● **The problem**
Lines below that hold the word "icon" must be copied in full.

● **Dataset excerpts**
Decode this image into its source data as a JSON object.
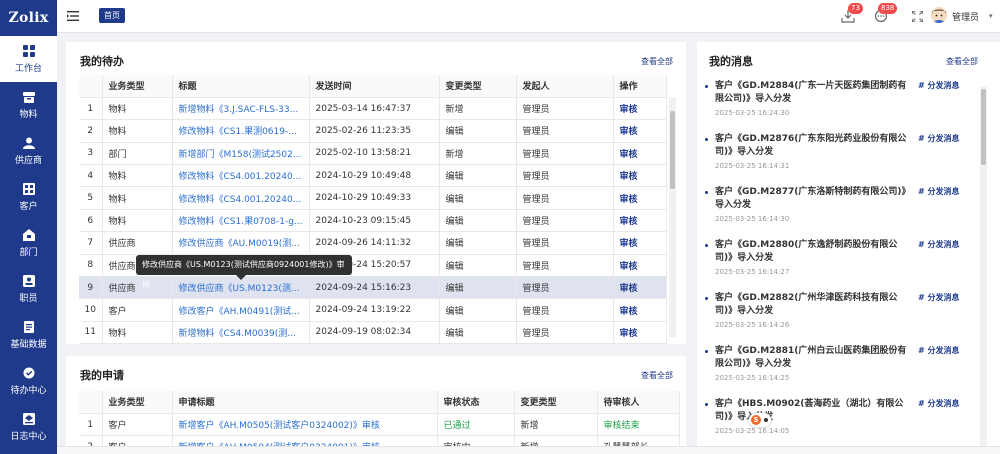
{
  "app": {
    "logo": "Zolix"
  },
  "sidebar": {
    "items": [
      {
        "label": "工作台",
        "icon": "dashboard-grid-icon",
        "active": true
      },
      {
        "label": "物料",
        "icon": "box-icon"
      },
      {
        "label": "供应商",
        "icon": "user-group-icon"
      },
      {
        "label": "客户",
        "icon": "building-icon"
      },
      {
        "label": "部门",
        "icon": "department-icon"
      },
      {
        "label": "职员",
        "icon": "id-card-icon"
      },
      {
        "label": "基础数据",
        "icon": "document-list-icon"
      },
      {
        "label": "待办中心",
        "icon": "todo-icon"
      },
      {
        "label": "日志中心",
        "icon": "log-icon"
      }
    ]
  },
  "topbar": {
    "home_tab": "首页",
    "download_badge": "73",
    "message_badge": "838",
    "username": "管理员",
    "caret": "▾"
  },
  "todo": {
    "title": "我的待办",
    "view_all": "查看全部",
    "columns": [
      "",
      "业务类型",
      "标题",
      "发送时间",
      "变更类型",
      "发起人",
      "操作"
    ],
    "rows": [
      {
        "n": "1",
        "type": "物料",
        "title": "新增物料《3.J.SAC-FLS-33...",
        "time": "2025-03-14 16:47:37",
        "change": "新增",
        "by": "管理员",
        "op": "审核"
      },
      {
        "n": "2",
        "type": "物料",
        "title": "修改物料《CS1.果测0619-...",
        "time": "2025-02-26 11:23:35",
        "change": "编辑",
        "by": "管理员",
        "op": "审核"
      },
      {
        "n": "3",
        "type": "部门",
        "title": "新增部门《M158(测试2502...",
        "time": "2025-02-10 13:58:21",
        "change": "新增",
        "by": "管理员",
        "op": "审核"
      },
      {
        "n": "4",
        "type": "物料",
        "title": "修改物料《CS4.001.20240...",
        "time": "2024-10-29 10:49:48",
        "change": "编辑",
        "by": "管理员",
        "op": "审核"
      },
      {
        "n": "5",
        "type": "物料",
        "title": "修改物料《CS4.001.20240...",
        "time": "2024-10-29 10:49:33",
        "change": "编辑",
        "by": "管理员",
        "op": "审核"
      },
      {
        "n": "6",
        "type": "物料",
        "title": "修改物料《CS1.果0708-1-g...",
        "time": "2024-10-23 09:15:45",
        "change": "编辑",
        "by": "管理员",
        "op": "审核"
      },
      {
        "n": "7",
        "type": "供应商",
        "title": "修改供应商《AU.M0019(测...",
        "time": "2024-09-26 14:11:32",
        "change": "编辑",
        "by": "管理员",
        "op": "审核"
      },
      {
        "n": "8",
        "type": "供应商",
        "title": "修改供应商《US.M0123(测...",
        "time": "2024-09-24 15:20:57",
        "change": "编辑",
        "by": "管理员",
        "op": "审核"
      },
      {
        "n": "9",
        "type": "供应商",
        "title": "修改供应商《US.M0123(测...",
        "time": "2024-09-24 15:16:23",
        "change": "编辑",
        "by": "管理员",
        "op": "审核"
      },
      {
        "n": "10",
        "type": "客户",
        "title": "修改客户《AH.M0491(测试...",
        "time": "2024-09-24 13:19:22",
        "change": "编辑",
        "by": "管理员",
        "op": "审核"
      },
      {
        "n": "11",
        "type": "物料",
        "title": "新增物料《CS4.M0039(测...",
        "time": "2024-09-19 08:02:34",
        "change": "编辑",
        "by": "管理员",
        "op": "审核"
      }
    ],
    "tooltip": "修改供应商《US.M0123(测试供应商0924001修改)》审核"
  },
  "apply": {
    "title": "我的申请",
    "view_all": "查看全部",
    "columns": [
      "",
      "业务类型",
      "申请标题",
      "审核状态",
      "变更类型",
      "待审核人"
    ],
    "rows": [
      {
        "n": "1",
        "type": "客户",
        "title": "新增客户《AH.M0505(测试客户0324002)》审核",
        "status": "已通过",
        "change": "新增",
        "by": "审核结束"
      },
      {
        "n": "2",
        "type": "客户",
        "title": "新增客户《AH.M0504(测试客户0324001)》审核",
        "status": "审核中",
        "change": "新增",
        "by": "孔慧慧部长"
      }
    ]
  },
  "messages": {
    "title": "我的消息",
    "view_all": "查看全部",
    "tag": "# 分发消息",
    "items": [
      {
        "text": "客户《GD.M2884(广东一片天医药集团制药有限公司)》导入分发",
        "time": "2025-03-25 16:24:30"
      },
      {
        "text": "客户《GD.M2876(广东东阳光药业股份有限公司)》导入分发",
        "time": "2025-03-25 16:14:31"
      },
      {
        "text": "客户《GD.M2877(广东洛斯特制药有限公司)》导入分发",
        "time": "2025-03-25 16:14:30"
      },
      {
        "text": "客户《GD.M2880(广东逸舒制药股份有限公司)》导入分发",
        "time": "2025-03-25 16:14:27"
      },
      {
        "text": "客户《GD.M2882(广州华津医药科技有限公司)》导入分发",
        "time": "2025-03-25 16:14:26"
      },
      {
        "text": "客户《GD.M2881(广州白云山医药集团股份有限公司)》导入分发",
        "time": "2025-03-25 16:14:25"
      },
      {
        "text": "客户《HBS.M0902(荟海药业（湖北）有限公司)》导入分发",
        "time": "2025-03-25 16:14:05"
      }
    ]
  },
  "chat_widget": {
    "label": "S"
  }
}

● **Task solution**
        "icon": "dashboard-grid-icon",
        "icon": "box-icon"
        "icon": "user-group-icon"
        "icon": "building-icon"
        "icon": "department-icon"
        "icon": "id-card-icon"
        "icon": "document-list-icon"
        "icon": "todo-icon"
        "icon": "log-icon"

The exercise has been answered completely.